I used to hear of 3-d printing of livers that could help a lot of diabetics. A liver has very little structure, so it’s the easiest organ to print. Then docs forgot all about that when the Covid panic/propaganda started. Well, where is it?

    artichoke in reply to artichoke. | July 23, 2023 at 4:36 pm

    I include dentistry as a part of medicine here, although dentists did not commit the same sins as many doctors during the propaganda phase. Am glad to see some real signs of progress in medicine and dentistry. But out of Japan. Our own research seems to have been totally subsumed by the Fauci / CDC agenda.

      gonzotx in reply to artichoke. | July 23, 2023 at 5:53 pm

      My friend had a dental appointment when Covid struck, they shut down the office for months, still, Dental Hygienist have all but disappeared in the Austin area.

      My dentist actually cleaned my teeth

      But back to the story of dentists amd Covid… she had a small lump on her palate, by the time the office reopened and she was able to get in

      Well, that was 2 years ago, and she’s dying in a hospital here in Austin

      One of the sweetest, kindest, persons you would meet

      She is just lovely

      thad_the_man in reply to artichoke. | July 23, 2023 at 8:10 pm

      Trrating a liver for diabetes. Sounds shaky. Liver does something to regulate blood sugar but it is veery minimal.

Being able to “see” under a metal crown would be nice.

The “implant” industry will not be amused.
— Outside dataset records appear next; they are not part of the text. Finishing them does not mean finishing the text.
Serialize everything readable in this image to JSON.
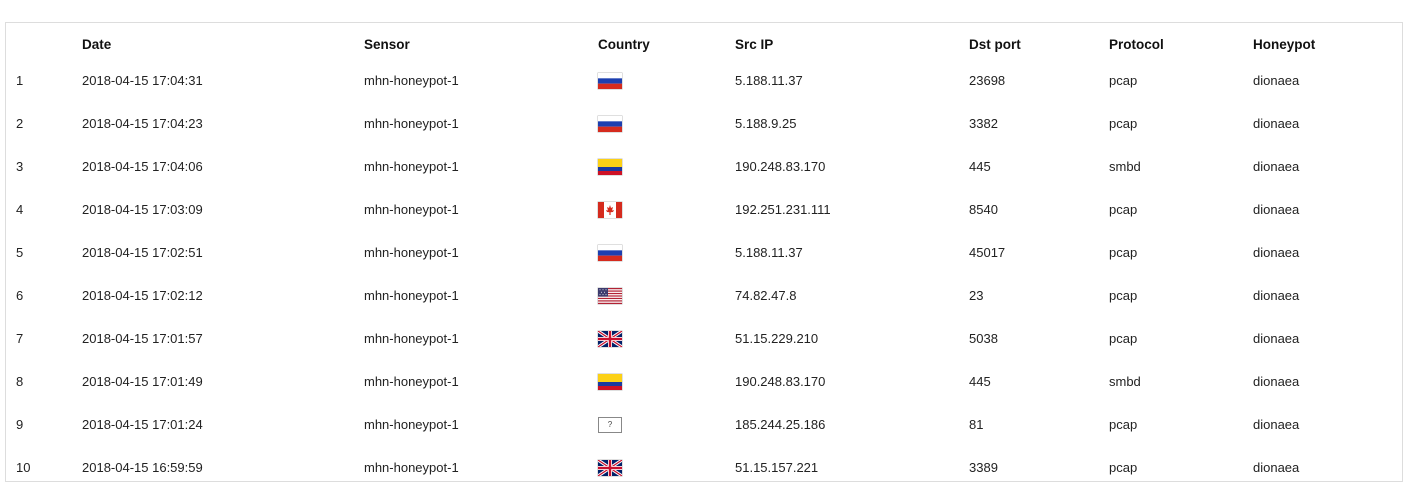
{
  "table": {
    "headers": {
      "index": "",
      "date": "Date",
      "sensor": "Sensor",
      "country": "Country",
      "src_ip": "Src IP",
      "dst_port": "Dst port",
      "protocol": "Protocol",
      "honeypot": "Honeypot"
    },
    "rows": [
      {
        "index": "1",
        "date": "2018-04-15 17:04:31",
        "sensor": "mhn-honeypot-1",
        "country_flag": "flag-russia-icon",
        "src_ip": "5.188.11.37",
        "dst_port": "23698",
        "protocol": "pcap",
        "honeypot": "dionaea"
      },
      {
        "index": "2",
        "date": "2018-04-15 17:04:23",
        "sensor": "mhn-honeypot-1",
        "country_flag": "flag-russia-icon",
        "src_ip": "5.188.9.25",
        "dst_port": "3382",
        "protocol": "pcap",
        "honeypot": "dionaea"
      },
      {
        "index": "3",
        "date": "2018-04-15 17:04:06",
        "sensor": "mhn-honeypot-1",
        "country_flag": "flag-colombia-icon",
        "src_ip": "190.248.83.170",
        "dst_port": "445",
        "protocol": "smbd",
        "honeypot": "dionaea"
      },
      {
        "index": "4",
        "date": "2018-04-15 17:03:09",
        "sensor": "mhn-honeypot-1",
        "country_flag": "flag-canada-icon",
        "src_ip": "192.251.231.111",
        "dst_port": "8540",
        "protocol": "pcap",
        "honeypot": "dionaea"
      },
      {
        "index": "5",
        "date": "2018-04-15 17:02:51",
        "sensor": "mhn-honeypot-1",
        "country_flag": "flag-russia-icon",
        "src_ip": "5.188.11.37",
        "dst_port": "45017",
        "protocol": "pcap",
        "honeypot": "dionaea"
      },
      {
        "index": "6",
        "date": "2018-04-15 17:02:12",
        "sensor": "mhn-honeypot-1",
        "country_flag": "flag-usa-icon",
        "src_ip": "74.82.47.8",
        "dst_port": "23",
        "protocol": "pcap",
        "honeypot": "dionaea"
      },
      {
        "index": "7",
        "date": "2018-04-15 17:01:57",
        "sensor": "mhn-honeypot-1",
        "country_flag": "flag-uk-icon",
        "src_ip": "51.15.229.210",
        "dst_port": "5038",
        "protocol": "pcap",
        "honeypot": "dionaea"
      },
      {
        "index": "8",
        "date": "2018-04-15 17:01:49",
        "sensor": "mhn-honeypot-1",
        "country_flag": "flag-colombia-icon",
        "src_ip": "190.248.83.170",
        "dst_port": "445",
        "protocol": "smbd",
        "honeypot": "dionaea"
      },
      {
        "index": "9",
        "date": "2018-04-15 17:01:24",
        "sensor": "mhn-honeypot-1",
        "country_flag": "flag-unknown-icon",
        "country_unknown_text": "?",
        "src_ip": "185.244.25.186",
        "dst_port": "81",
        "protocol": "pcap",
        "honeypot": "dionaea"
      },
      {
        "index": "10",
        "date": "2018-04-15 16:59:59",
        "sensor": "mhn-honeypot-1",
        "country_flag": "flag-uk-icon",
        "src_ip": "51.15.157.221",
        "dst_port": "3389",
        "protocol": "pcap",
        "honeypot": "dionaea"
      }
    ]
  }
}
So, you may starve to death because they won’t let farmers grow crops or raise livestock, but at least you’ll go with a great set of teeth – unless, of course, the IWRTW decide that it causes climate change, in which case they won’t allow that either.
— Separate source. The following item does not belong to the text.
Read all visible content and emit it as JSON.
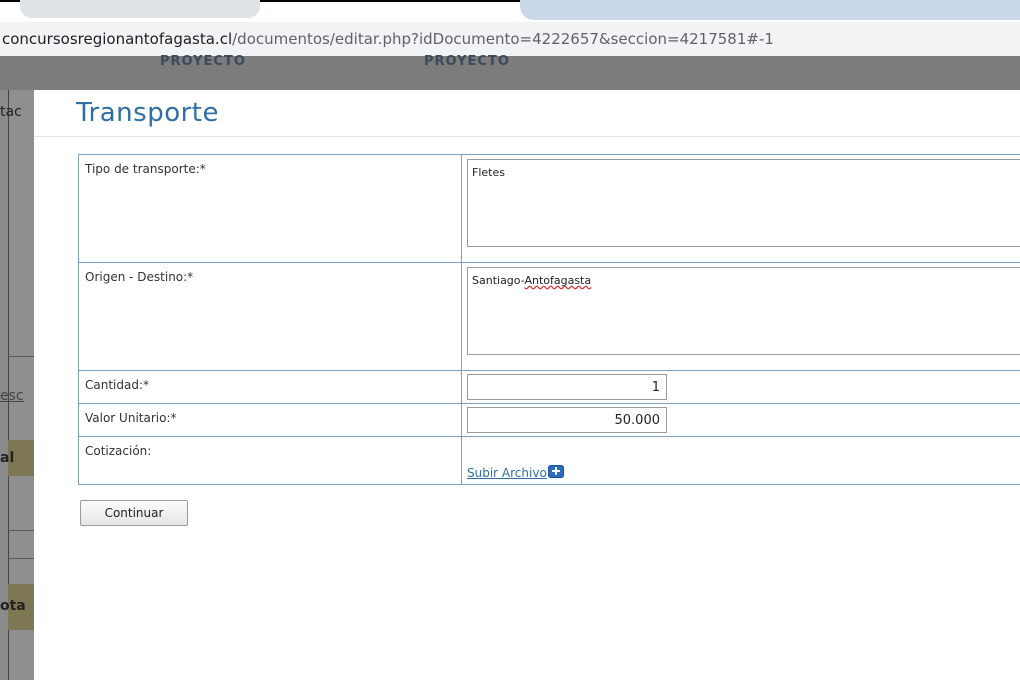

    jb4 in reply to txvet2. | July 23, 2023 at 6:31 pm

    With a great set of renewable teeth, we will be able to eat more food without cooking – like gnawing on raw corn on the cob, without heating a pot of water.

Hmm, I wonder what could go wrong .
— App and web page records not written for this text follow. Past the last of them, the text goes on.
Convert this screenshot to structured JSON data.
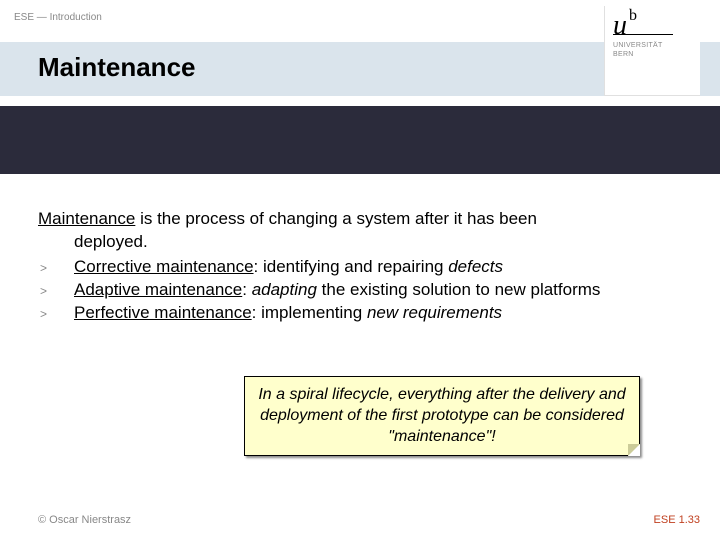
{
  "header": {
    "breadcrumb": "ESE — Introduction",
    "title": "Maintenance"
  },
  "logo": {
    "u": "u",
    "b": "b",
    "line1": "UNIVERSITÄT",
    "line2": "BERN"
  },
  "body": {
    "intro_underlined": "Maintenance",
    "intro_rest": " is the process of changing a system after it has been",
    "intro_hang": "deployed.",
    "items": [
      {
        "mark": ">",
        "u": "Corrective maintenance",
        "plain1": ": identifying and repairing ",
        "em": "defects",
        "plain2": ""
      },
      {
        "mark": ">",
        "u": "Adaptive maintenance",
        "plain1": ": ",
        "em": "adapting",
        "plain2": " the existing solution to new platforms"
      },
      {
        "mark": ">",
        "u": "Perfective maintenance",
        "plain1": ": implementing ",
        "em": "new requirements",
        "plain2": ""
      }
    ]
  },
  "callout": {
    "text": "In a spiral lifecycle, everything after the delivery and deployment of the first prototype can be considered \"maintenance\"!"
  },
  "footer": {
    "left": "© Oscar Nierstrasz",
    "right": "ESE 1.33"
  }
}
We have a traitor in the White House – again. Nothing means much until we clean out our government.

“Targets the protein”.

Where have we heard that before?

No thanks.

Because the last gene therapy they tried worked so well…

thad_the_man | July 23, 2023 at 8:13 pm

I have nothting against gene therapy, unlike others, as long as it is tested thoroughly and is used sparingly.

E Howard Hunt | July 23, 2023 at 8:32 pm

Sweet somatology

inspectorudy | July 24, 2023 at 11:41 am

“The idea of growing new teeth is every dentist’s dream,”

Ha ha! That is the OPPOSITE of every dentist’s dream! That means that you don’t need them since you can grow a whole new set of teeth. Why get fillings and root canals when you can just grow new teeth?

healthguyfsu | July 24, 2023 at 11:44 am

This sounds like cancer waiting to happen.

healthguyfsu | July 24, 2023 at 11:46 am

Can’t wait to have my own set of Freddie Mercury’s though!

My best friend in college, of Persian descent, had a cousin who had lost his second set of teeth, and grown a third.